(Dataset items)
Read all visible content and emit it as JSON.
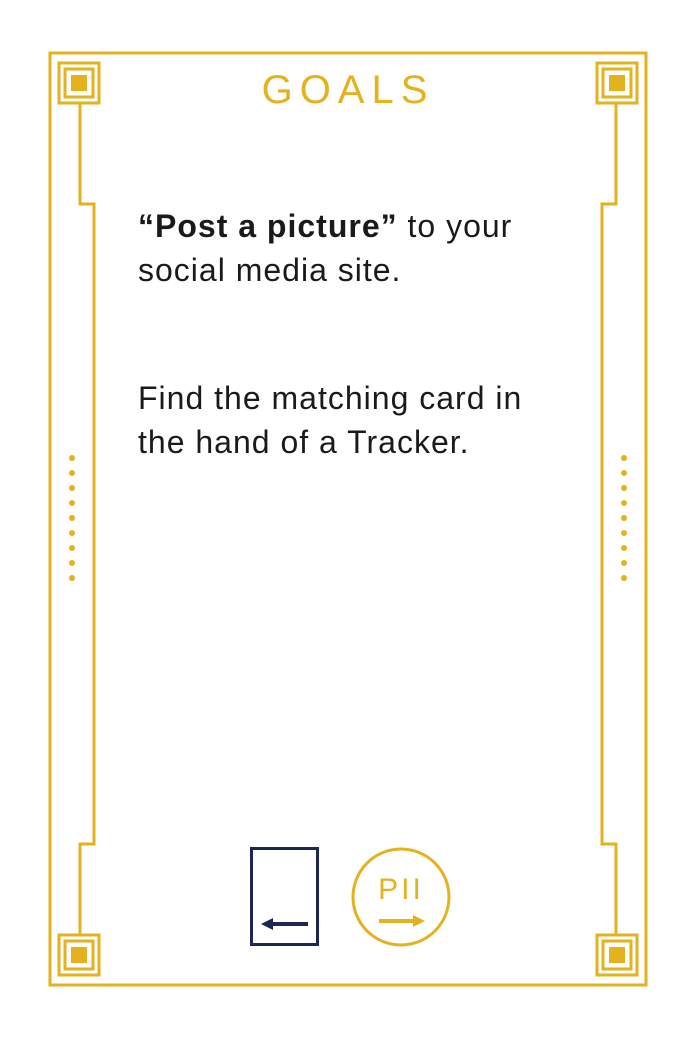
{
  "card": {
    "title": "GOALS",
    "goal_bold": "“Post a picture”",
    "goal_rest": " to your social media site.",
    "instruction": "Find the matching card in the hand of a Tracker.",
    "badge_label": "PII"
  },
  "colors": {
    "frame": "#e5b21f",
    "text": "#1a1a1a",
    "card_icon": "#1f2557"
  },
  "icons": {
    "left_icon": "card-arrow-left-icon",
    "right_icon": "pii-arrow-right-icon"
  }
}
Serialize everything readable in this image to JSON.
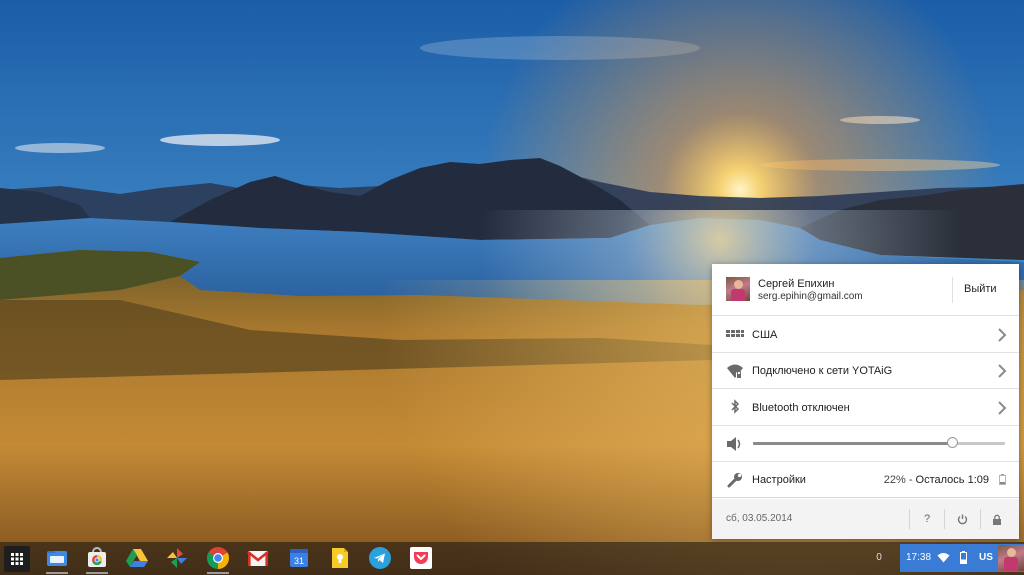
{
  "tray": {
    "user": {
      "name": "Сергей Епихин",
      "email": "serg.epihin@gmail.com",
      "logout_label": "Выйти"
    },
    "rows": {
      "keyboard": {
        "label": "США",
        "icon": "keyboard-icon"
      },
      "network": {
        "label": "Подключено к сети YOTAiG",
        "icon": "wifi-icon"
      },
      "bluetooth": {
        "label": "Bluetooth отключен",
        "icon": "bluetooth-icon"
      },
      "volume": {
        "icon": "volume-icon",
        "level": 0.79
      },
      "settings": {
        "label": "Настройки",
        "icon": "wrench-icon",
        "battery_percent": "22%",
        "battery_sep": " - ",
        "battery_remaining": "Осталось 1:09"
      }
    },
    "footer": {
      "date": "сб, 03.05.2014",
      "help_label": "?",
      "power_icon": "power-icon",
      "lock_icon": "lock-icon"
    }
  },
  "shelf": {
    "apps": [
      "files",
      "chrome-web-store",
      "google-drive",
      "google-photos",
      "chrome",
      "gmail",
      "google-calendar",
      "google-keep",
      "telegram",
      "pocket"
    ],
    "calendar_day": "31",
    "notification_count": "0",
    "status": {
      "time": "17:38",
      "input_method": "US"
    }
  },
  "colors": {
    "status_area": "#3a7bd5",
    "chevron": "#8a8a8a"
  }
}
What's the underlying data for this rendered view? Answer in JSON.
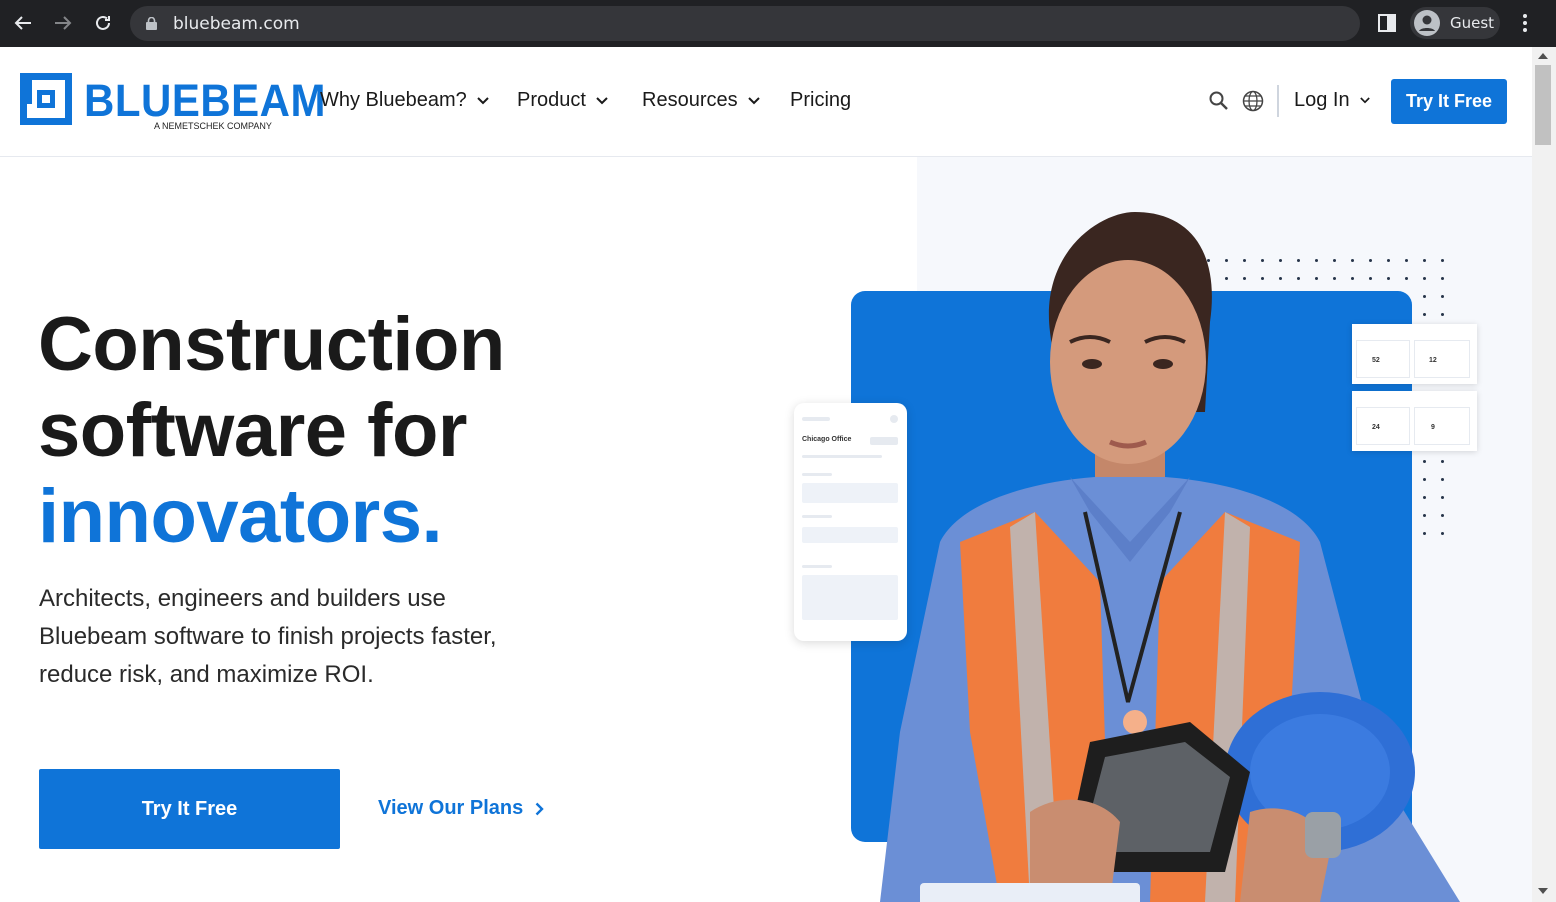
{
  "browser": {
    "url": "bluebeam.com",
    "profile_name": "Guest"
  },
  "header": {
    "logo_text": "BLUEBEAM",
    "logo_subtext": "A NEMETSCHEK COMPANY",
    "nav": [
      {
        "label": "Why Bluebeam?",
        "has_dropdown": true
      },
      {
        "label": "Product",
        "has_dropdown": true
      },
      {
        "label": "Resources",
        "has_dropdown": true
      },
      {
        "label": "Pricing",
        "has_dropdown": false
      }
    ],
    "login_label": "Log In",
    "cta_label": "Try It Free"
  },
  "hero": {
    "headline_line1": "Construction",
    "headline_line2": "software for",
    "headline_accent": "innovators.",
    "subtext": "Architects, engineers and builders use Bluebeam software to finish projects faster, reduce risk, and maximize ROI.",
    "primary_cta": "Try It Free",
    "secondary_cta": "View Our Plans"
  },
  "illustration": {
    "phone_title": "Chicago Office",
    "card_values": [
      "52",
      "12",
      "24",
      "9"
    ]
  },
  "colors": {
    "brand_blue": "#0f74d8",
    "text_dark": "#1a1a1a",
    "chrome_bg": "#202124"
  }
}
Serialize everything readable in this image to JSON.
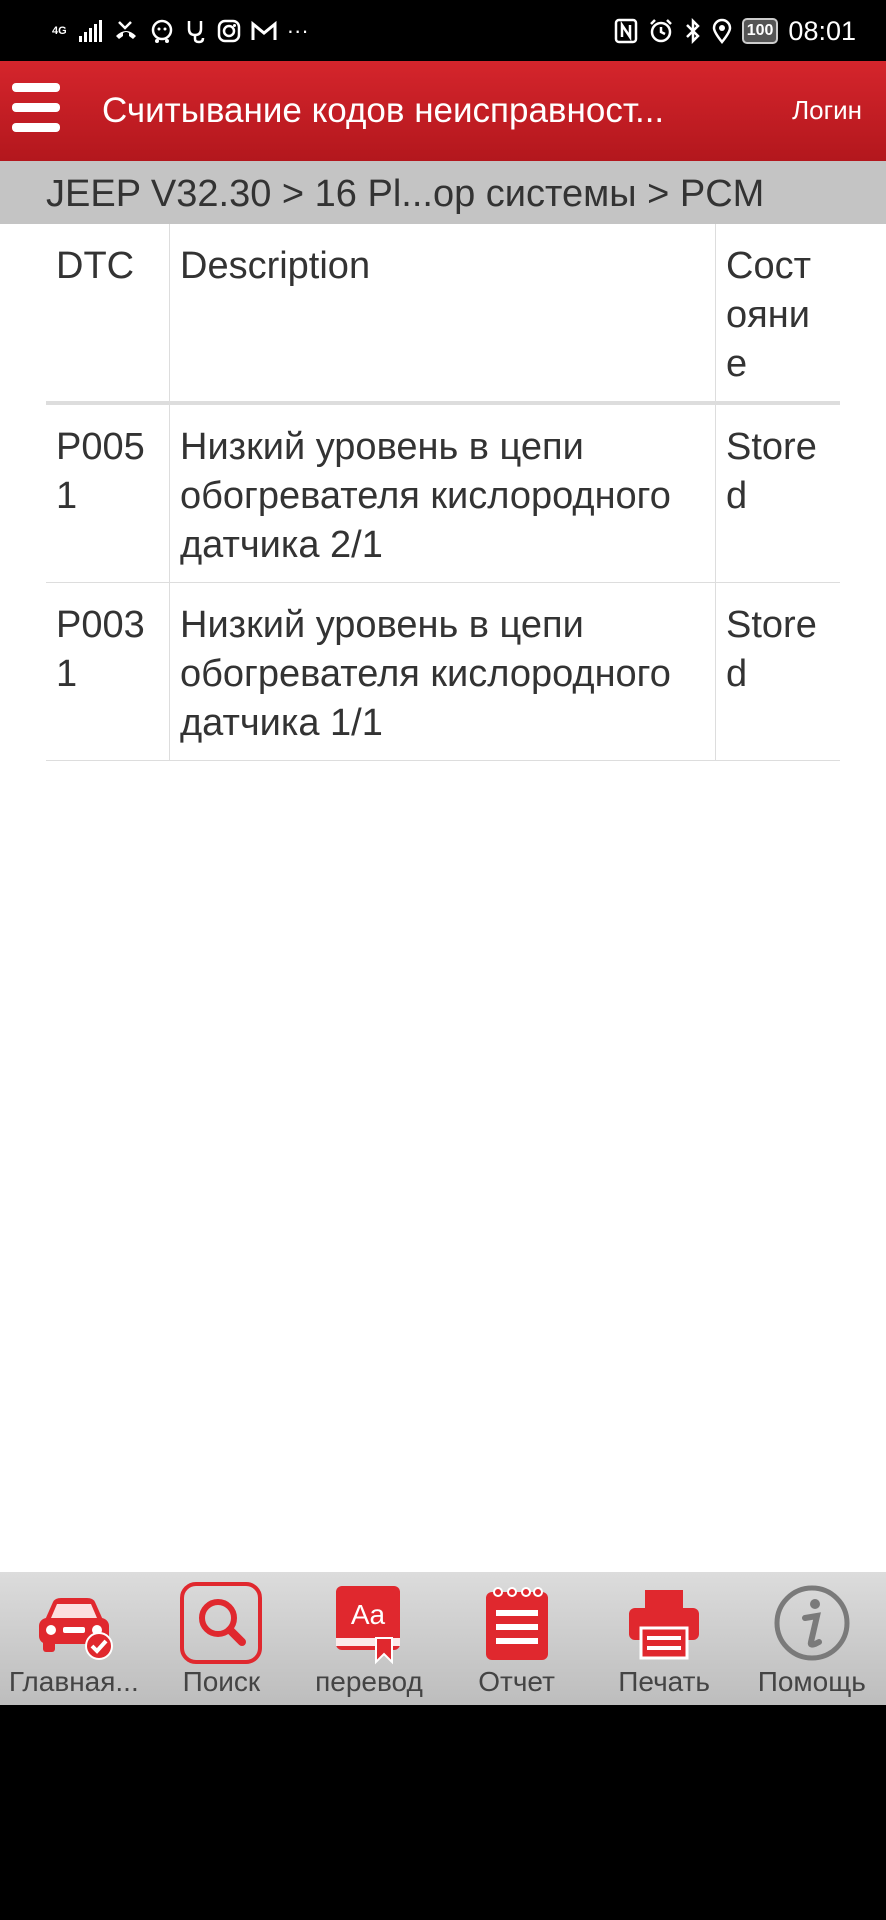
{
  "status_bar": {
    "network": "4G",
    "time": "08:01",
    "battery": "100",
    "more": "···"
  },
  "header": {
    "title": "Считывание кодов неисправност...",
    "login_label": "Логин"
  },
  "breadcrumb": "JEEP V32.30 > 16 Pl...ор системы > PCM",
  "table": {
    "columns": [
      "DTC",
      "Description",
      "Состояние"
    ],
    "rows": [
      {
        "dtc": "P0051",
        "description": "Низкий уровень в цепи обогревателя кислородного датчика 2/1",
        "status": "Stored"
      },
      {
        "dtc": "P0031",
        "description": "Низкий уровень в цепи обогревателя кислородного датчика 1/1",
        "status": "Stored"
      }
    ]
  },
  "toolbar": {
    "items": [
      {
        "label": "Главная...",
        "icon": "car-check-icon"
      },
      {
        "label": "Поиск",
        "icon": "search-icon"
      },
      {
        "label": "перевод",
        "icon": "translate-icon"
      },
      {
        "label": "Отчет",
        "icon": "report-icon"
      },
      {
        "label": "Печать",
        "icon": "print-icon"
      },
      {
        "label": "Помощь",
        "icon": "info-icon"
      }
    ]
  },
  "colors": {
    "header_red": "#c8191f",
    "icon_red": "#e0282e",
    "breadcrumb_bg": "#c4c4c4",
    "toolbar_bg": "#cfcfcf"
  }
}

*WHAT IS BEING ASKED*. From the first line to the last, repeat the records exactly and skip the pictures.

*SOLUTION*.
Read all visible content and emit it as JSON.
{
  "card": {
    "title": "GOALS",
    "goal_bold": "“Post a picture”",
    "goal_rest": " to your social media site.",
    "instruction": "Find the matching card in the hand of a Tracker.",
    "badge_label": "PII"
  },
  "colors": {
    "frame": "#e5b21f",
    "text": "#1a1a1a",
    "card_icon": "#1f2557"
  },
  "icons": {
    "left_icon": "card-arrow-left-icon",
    "right_icon": "pii-arrow-right-icon"
  }
}
Serialize everything readable in this image to JSON.
{
  "tray": {
    "user": {
      "name": "Сергей Епихин",
      "email": "serg.epihin@gmail.com",
      "logout_label": "Выйти"
    },
    "rows": {
      "keyboard": {
        "label": "США",
        "icon": "keyboard-icon"
      },
      "network": {
        "label": "Подключено к сети YOTAiG",
        "icon": "wifi-icon"
      },
      "bluetooth": {
        "label": "Bluetooth отключен",
        "icon": "bluetooth-icon"
      },
      "volume": {
        "icon": "volume-icon",
        "level": 0.79
      },
      "settings": {
        "label": "Настройки",
        "icon": "wrench-icon",
        "battery_percent": "22%",
        "battery_sep": " - ",
        "battery_remaining": "Осталось 1:09"
      }
    },
    "footer": {
      "date": "сб, 03.05.2014",
      "help_label": "?",
      "power_icon": "power-icon",
      "lock_icon": "lock-icon"
    }
  },
  "shelf": {
    "apps": [
      "files",
      "chrome-web-store",
      "google-drive",
      "google-photos",
      "chrome",
      "gmail",
      "google-calendar",
      "google-keep",
      "telegram",
      "pocket"
    ],
    "calendar_day": "31",
    "notification_count": "0",
    "status": {
      "time": "17:38",
      "input_method": "US"
    }
  },
  "colors": {
    "status_area": "#3a7bd5",
    "chevron": "#8a8a8a"
  }
}
What's the underlying data for this rendered view? Answer in JSON.
{
  "browser": {
    "url": "bluebeam.com",
    "profile_name": "Guest"
  },
  "header": {
    "logo_text": "BLUEBEAM",
    "logo_subtext": "A NEMETSCHEK COMPANY",
    "nav": [
      {
        "label": "Why Bluebeam?",
        "has_dropdown": true
      },
      {
        "label": "Product",
        "has_dropdown": true
      },
      {
        "label": "Resources",
        "has_dropdown": true
      },
      {
        "label": "Pricing",
        "has_dropdown": false
      }
    ],
    "login_label": "Log In",
    "cta_label": "Try It Free"
  },
  "hero": {
    "headline_line1": "Construction",
    "headline_line2": "software for",
    "headline_accent": "innovators.",
    "subtext": "Architects, engineers and builders use Bluebeam software to finish projects faster, reduce risk, and maximize ROI.",
    "primary_cta": "Try It Free",
    "secondary_cta": "View Our Plans"
  },
  "illustration": {
    "phone_title": "Chicago Office",
    "card_values": [
      "52",
      "12",
      "24",
      "9"
    ]
  },
  "colors": {
    "brand_blue": "#0f74d8",
    "text_dark": "#1a1a1a",
    "chrome_bg": "#202124"
  }
}
Serialize everything readable in this image to JSON.
{
  "status_bar": {
    "network": "4G",
    "time": "08:01",
    "battery": "100",
    "more": "···"
  },
  "header": {
    "title": "Считывание кодов неисправност...",
    "login_label": "Логин"
  },
  "breadcrumb": "JEEP V32.30 > 16 Pl...ор системы > PCM",
  "table": {
    "columns": [
      "DTC",
      "Description",
      "Состояние"
    ],
    "rows": [
      {
        "dtc": "P0051",
        "description": "Низкий уровень в цепи обогревателя кислородного датчика 2/1",
        "status": "Stored"
      },
      {
        "dtc": "P0031",
        "description": "Низкий уровень в цепи обогревателя кислородного датчика 1/1",
        "status": "Stored"
      }
    ]
  },
  "toolbar": {
    "items": [
      {
        "label": "Главная...",
        "icon": "car-check-icon"
      },
      {
        "label": "Поиск",
        "icon": "search-icon"
      },
      {
        "label": "перевод",
        "icon": "translate-icon"
      },
      {
        "label": "Отчет",
        "icon": "report-icon"
      },
      {
        "label": "Печать",
        "icon": "print-icon"
      },
      {
        "label": "Помощь",
        "icon": "info-icon"
      }
    ]
  },
  "colors": {
    "header_red": "#c8191f",
    "icon_red": "#e0282e",
    "breadcrumb_bg": "#c4c4c4",
    "toolbar_bg": "#cfcfcf"
  }
}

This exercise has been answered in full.